(Dataset rows describing interfaces)
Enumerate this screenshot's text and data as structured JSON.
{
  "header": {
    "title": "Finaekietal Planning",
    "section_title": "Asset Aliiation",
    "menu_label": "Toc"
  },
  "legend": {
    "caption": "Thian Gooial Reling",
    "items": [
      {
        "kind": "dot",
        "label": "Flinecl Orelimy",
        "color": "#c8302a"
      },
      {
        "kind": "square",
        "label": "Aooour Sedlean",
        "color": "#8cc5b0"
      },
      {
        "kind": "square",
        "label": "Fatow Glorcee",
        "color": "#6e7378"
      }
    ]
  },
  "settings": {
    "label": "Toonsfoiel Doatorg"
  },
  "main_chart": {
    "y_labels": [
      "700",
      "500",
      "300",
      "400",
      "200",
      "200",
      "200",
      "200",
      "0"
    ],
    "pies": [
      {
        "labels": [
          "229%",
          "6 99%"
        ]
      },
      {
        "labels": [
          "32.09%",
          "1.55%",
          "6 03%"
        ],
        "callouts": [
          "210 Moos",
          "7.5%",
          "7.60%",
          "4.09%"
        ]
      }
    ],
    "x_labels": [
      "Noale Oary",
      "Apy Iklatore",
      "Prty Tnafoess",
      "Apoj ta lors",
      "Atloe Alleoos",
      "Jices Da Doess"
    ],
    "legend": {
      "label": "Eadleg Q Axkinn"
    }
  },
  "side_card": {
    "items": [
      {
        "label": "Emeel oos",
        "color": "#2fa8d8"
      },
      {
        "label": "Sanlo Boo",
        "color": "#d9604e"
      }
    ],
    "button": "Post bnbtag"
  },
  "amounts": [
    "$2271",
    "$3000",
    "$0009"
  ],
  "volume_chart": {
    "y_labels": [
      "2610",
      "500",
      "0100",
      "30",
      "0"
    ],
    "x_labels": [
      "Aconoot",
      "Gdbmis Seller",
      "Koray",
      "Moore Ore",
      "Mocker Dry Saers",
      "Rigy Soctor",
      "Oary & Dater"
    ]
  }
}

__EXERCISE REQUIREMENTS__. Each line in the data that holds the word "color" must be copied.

__ANSWER TO THE PROBLEM__.
        "color": "#c8302a"
        "color": "#8cc5b0"
        "color": "#6e7378"
        "color": "#2fa8d8"
        "color": "#d9604e"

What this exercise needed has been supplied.